What, then, is the use of them? To walk on them, surely, but also not to walk on them—to drive past them and not know they are there. Ignorance of them creates another dimension, their “super-secretness,” which even those who do not know about them must nonetheless experience in their mental absence. Another aspect of these stairs is their bridging of the public and private. They are public—anyone can walk on them—and private (not everyone does). They are also “private” in a way that sidewalks generally are not, but that alleyways often are: they give view into the back sides of human habitation. On some of them, one goes by people’s side-yards, driveways, patios. Many of them, even though hidden from general view, are surprising clean, and not generally inhabited by drug-dealers, bottle-throwing drunks, or aggressive teen-agers, all of whom seem to favor the openness of places such as the sidewalk directly in front of my previous house. The stairs are, in effect, too clandestine for the fringe, who seem to want their activities to be noticed and abhorred more than hidden and ignored.

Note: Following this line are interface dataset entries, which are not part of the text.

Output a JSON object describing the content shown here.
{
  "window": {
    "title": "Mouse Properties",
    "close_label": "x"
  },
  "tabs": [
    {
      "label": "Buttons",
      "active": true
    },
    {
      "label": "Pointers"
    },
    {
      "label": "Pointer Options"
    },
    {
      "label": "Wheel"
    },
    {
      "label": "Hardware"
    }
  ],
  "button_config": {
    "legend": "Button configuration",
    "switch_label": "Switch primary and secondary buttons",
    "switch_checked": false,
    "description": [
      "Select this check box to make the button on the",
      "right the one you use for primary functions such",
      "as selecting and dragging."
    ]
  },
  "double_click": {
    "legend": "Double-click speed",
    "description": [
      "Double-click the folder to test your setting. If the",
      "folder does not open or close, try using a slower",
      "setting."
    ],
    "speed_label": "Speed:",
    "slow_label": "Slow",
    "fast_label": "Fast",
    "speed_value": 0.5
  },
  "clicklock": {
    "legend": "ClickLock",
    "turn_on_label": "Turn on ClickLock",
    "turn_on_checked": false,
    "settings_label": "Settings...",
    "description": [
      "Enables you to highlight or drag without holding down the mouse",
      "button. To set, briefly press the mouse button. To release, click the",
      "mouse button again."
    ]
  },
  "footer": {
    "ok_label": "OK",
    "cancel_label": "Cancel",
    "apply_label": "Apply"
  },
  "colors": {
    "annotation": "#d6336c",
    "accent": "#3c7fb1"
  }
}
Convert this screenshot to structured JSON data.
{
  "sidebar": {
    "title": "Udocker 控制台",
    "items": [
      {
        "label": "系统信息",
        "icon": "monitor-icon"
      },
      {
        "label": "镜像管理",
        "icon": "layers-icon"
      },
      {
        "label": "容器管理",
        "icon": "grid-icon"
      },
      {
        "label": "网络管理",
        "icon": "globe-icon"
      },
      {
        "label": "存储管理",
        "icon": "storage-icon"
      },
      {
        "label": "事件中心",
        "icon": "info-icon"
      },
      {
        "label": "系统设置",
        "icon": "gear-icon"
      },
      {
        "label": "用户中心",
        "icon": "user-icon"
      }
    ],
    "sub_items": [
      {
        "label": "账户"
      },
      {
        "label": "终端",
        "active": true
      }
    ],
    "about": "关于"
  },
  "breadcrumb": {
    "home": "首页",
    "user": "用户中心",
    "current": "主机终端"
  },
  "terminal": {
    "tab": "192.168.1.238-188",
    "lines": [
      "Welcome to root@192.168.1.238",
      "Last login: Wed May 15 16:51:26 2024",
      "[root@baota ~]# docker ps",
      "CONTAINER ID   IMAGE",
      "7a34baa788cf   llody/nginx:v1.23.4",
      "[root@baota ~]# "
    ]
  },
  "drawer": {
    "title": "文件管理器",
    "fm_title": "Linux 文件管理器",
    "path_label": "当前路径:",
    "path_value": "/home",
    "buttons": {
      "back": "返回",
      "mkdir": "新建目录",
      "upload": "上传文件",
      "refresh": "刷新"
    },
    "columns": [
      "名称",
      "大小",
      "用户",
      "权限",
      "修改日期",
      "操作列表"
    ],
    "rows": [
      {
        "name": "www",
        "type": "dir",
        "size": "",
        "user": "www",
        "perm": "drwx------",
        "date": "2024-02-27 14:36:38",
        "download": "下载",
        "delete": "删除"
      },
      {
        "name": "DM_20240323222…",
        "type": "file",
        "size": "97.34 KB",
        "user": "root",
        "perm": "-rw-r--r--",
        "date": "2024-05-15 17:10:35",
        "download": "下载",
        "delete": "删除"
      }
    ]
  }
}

I first experienced the encapsulation of public and private on the multiple stairs that go down the side of Telegraph Hill in San Francisco, leading from Coit Tower to the Embarcadero. When I was twelve, visiting San Francisco on vacation, my father and I discovered these stairs, and I have always thought of that moment as the highlight of the trip. These stairs go through beautifully tended gardens that are owned by the city, but maintained by the residents of the hill. There, one gets the strong impression of walking through someone's backyard, an exhilarating and transgressive experience.
I have been told recently, by someone who knows construction terms, that the word "staircase" can only apply to stairs in a house or other structure. Outdoor versions are more correctly called simply "stairs." Therefore, my pet phrase, "Super-Secret Staircases," is a misnomer. I was dismayed for a while, thinking that, despite the nice ring of "Super-Secret Staircase," I might have to change my designation of these places. Then, in an act of recuperative imagination, I decided that for me these stairs are contained within a structure: my great outdoor house, the city of Santa Cruz in its entirety.
There is a phrase in French—"l’esprit d’escalier," the spirit of the stairway—that means, I am told, the sense of all the things you think you should have or might have said in an argument after the person you were arguing with has closed their door and you are walking down the stairs, leaving the scene. It has then, the feeling of regret, but also the awful cleverness of the post-facto reconstruction of a failed conversation. Remorse—which means literally “to eat again”—might be a better word than regret. In the spirit of the staircase we chew over our own words, spit them out, and replace them with ones far more piquant and savory. The esprit d'escalier is, for a remorseful person like myself, perhaps one of the chief attractions of the stairs. The existence of the stairs has, for me, continually begged the question: which failed conversation is the town of Santa Cruz itself reliving on its Super-Secret Staircases?